→ **What to work on**
Find the lines of data that contain the string "wyklucz", then list them.

Excerpts from a dataset
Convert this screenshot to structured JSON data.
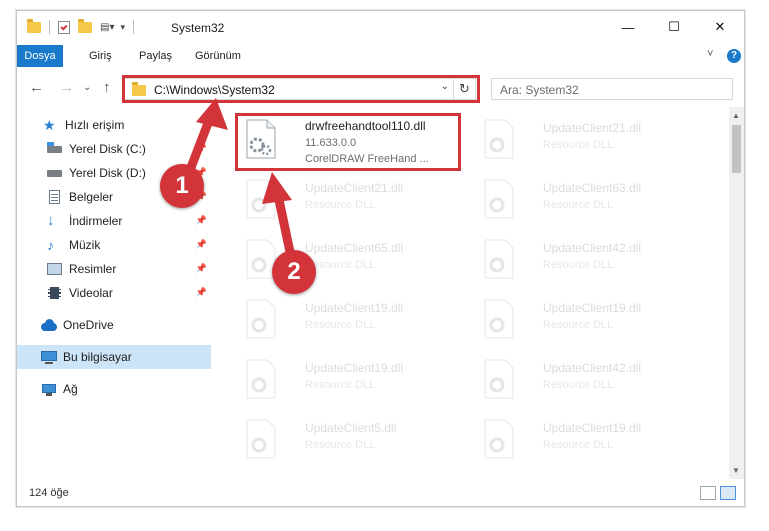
{
  "window": {
    "title": "System32",
    "minimize": "—",
    "maximize": "☐",
    "close": "✕"
  },
  "ribbon": {
    "tabs": [
      {
        "label": "Dosya",
        "active": true
      },
      {
        "label": "Giriş"
      },
      {
        "label": "Paylaş"
      },
      {
        "label": "Görünüm"
      }
    ],
    "help": "?",
    "collapse": "˅"
  },
  "address": {
    "path": "C:\\Windows\\System32",
    "search_placeholder": "Ara: System32",
    "refresh": "↻",
    "dropdown": "⌄"
  },
  "nav": {
    "back": "←",
    "forward": "→",
    "recent": "⌄",
    "up": "↑"
  },
  "sidebar": {
    "items": [
      {
        "label": "Hızlı erişim",
        "icon": "star-icon"
      },
      {
        "label": "Yerel Disk (C:)",
        "icon": "disk-icon",
        "pinned": true
      },
      {
        "label": "Yerel Disk (D:)",
        "icon": "disk-icon",
        "pinned": true
      },
      {
        "label": "Belgeler",
        "icon": "documents-icon",
        "pinned": true
      },
      {
        "label": "İndirmeler",
        "icon": "download-icon",
        "pinned": true
      },
      {
        "label": "Müzik",
        "icon": "music-icon",
        "pinned": true
      },
      {
        "label": "Resimler",
        "icon": "pictures-icon",
        "pinned": true
      },
      {
        "label": "Videolar",
        "icon": "videos-icon",
        "pinned": true
      },
      {
        "label": "OneDrive",
        "icon": "cloud-icon"
      },
      {
        "label": "Bu bilgisayar",
        "icon": "computer-icon",
        "selected": true
      },
      {
        "label": "Ağ",
        "icon": "network-icon"
      }
    ]
  },
  "files": [
    {
      "name": "drwfreehandtool110.dll",
      "version": "11.633.0.0",
      "desc": "CorelDRAW FreeHand ...",
      "highlight": true
    },
    {
      "name": "UpdateClient21.dll",
      "desc": "Resource DLL"
    },
    {
      "name": "UpdateClient21.dll",
      "desc": "Resource DLL"
    },
    {
      "name": "UpdateClient63.dll",
      "desc": "Resource DLL"
    },
    {
      "name": "UpdateClient65.dll",
      "desc": "Resource DLL"
    },
    {
      "name": "UpdateClient42.dll",
      "desc": "Resource DLL"
    },
    {
      "name": "UpdateClient19.dll",
      "desc": "Resource DLL"
    },
    {
      "name": "UpdateClient19.dll",
      "desc": "Resource DLL"
    },
    {
      "name": "UpdateClient19.dll",
      "desc": "Resource DLL"
    },
    {
      "name": "UpdateClient42.dll",
      "desc": "Resource DLL"
    },
    {
      "name": "UpdateClient5.dll",
      "desc": "Resource DLL"
    },
    {
      "name": "UpdateClient19.dll",
      "desc": "Resource DLL"
    }
  ],
  "status": {
    "count": "124 öğe"
  },
  "annotations": {
    "step1": "1",
    "step2": "2",
    "color": "#d3343a"
  }
}
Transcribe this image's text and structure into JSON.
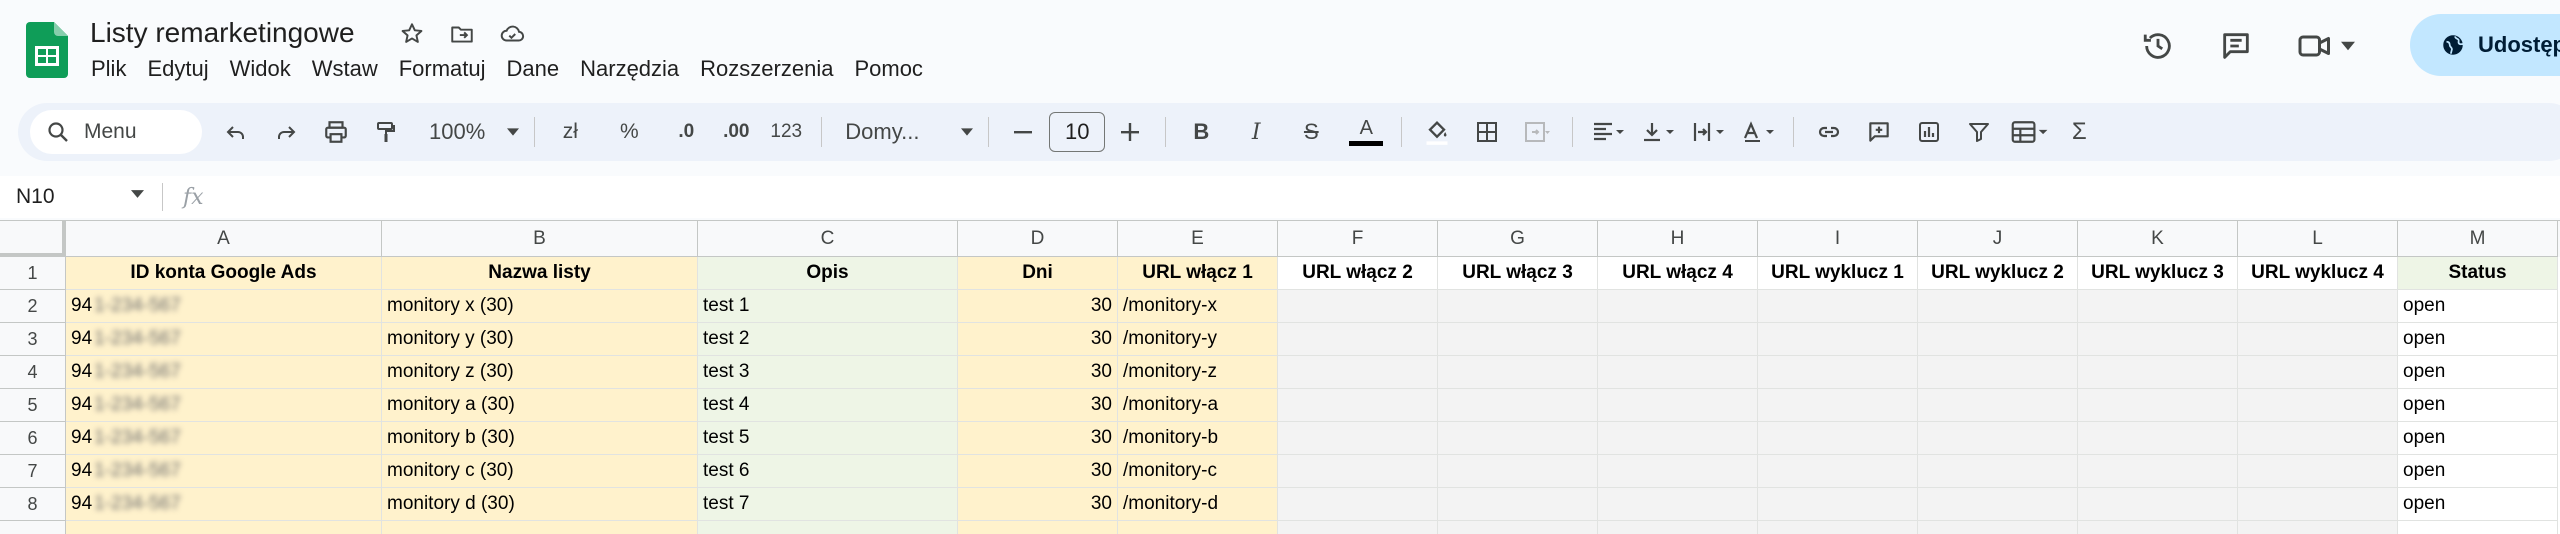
{
  "app": {
    "title": "Listy remarketingowe",
    "share_label": "Udostępnij"
  },
  "menu": [
    "Plik",
    "Edytuj",
    "Widok",
    "Wstaw",
    "Formatuj",
    "Dane",
    "Narzędzia",
    "Rozszerzenia",
    "Pomoc"
  ],
  "toolbar": {
    "search_label": "Menu",
    "zoom": "100%",
    "currency": "zł",
    "percent": "%",
    "dec_decrease": ".0",
    "dec_increase": ".00",
    "number_format": "123",
    "font_name": "Domy...",
    "font_size": "10"
  },
  "formula_bar": {
    "cell_ref": "N10",
    "fx": "fx",
    "content": ""
  },
  "grid": {
    "columns": [
      "A",
      "B",
      "C",
      "D",
      "E",
      "F",
      "G",
      "H",
      "I",
      "J",
      "K",
      "L",
      "M"
    ],
    "row_numbers": [
      "1",
      "2",
      "3",
      "4",
      "5",
      "6",
      "7",
      "8"
    ],
    "header_row": [
      "ID konta Google Ads",
      "Nazwa listy",
      "Opis",
      "Dni",
      "URL włącz 1",
      "URL włącz 2",
      "URL włącz 3",
      "URL włącz 4",
      "URL wyklucz 1",
      "URL wyklucz 2",
      "URL wyklucz 3",
      "URL wyklucz 4",
      "Status"
    ],
    "rows": [
      {
        "id_prefix": "94",
        "id_hidden": "1-234-567",
        "name": "monitory x (30)",
        "desc": "test 1",
        "days": "30",
        "url1": "/monitory-x",
        "status": "open"
      },
      {
        "id_prefix": "94",
        "id_hidden": "1-234-567",
        "name": "monitory y (30)",
        "desc": "test 2",
        "days": "30",
        "url1": "/monitory-y",
        "status": "open"
      },
      {
        "id_prefix": "94",
        "id_hidden": "1-234-567",
        "name": "monitory z (30)",
        "desc": "test 3",
        "days": "30",
        "url1": "/monitory-z",
        "status": "open"
      },
      {
        "id_prefix": "94",
        "id_hidden": "1-234-567",
        "name": "monitory a (30)",
        "desc": "test 4",
        "days": "30",
        "url1": "/monitory-a",
        "status": "open"
      },
      {
        "id_prefix": "94",
        "id_hidden": "1-234-567",
        "name": "monitory b (30)",
        "desc": "test 5",
        "days": "30",
        "url1": "/monitory-b",
        "status": "open"
      },
      {
        "id_prefix": "94",
        "id_hidden": "1-234-567",
        "name": "monitory c (30)",
        "desc": "test 6",
        "days": "30",
        "url1": "/monitory-c",
        "status": "open"
      },
      {
        "id_prefix": "94",
        "id_hidden": "1-234-567",
        "name": "monitory d (30)",
        "desc": "test 7",
        "days": "30",
        "url1": "/monitory-d",
        "status": "open"
      }
    ]
  },
  "colors": {
    "yellow_fill": "#fff2cc",
    "green_fill": "#eef5e6",
    "grey_fill": "#f3f3f3",
    "share_bg": "#c2e7ff",
    "sheets_green": "#0f9d58"
  }
}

→ **Expected answer**
      "URL wyklucz 1",
      "URL wyklucz 2",
      "URL wyklucz 3",
      "URL wyklucz 4",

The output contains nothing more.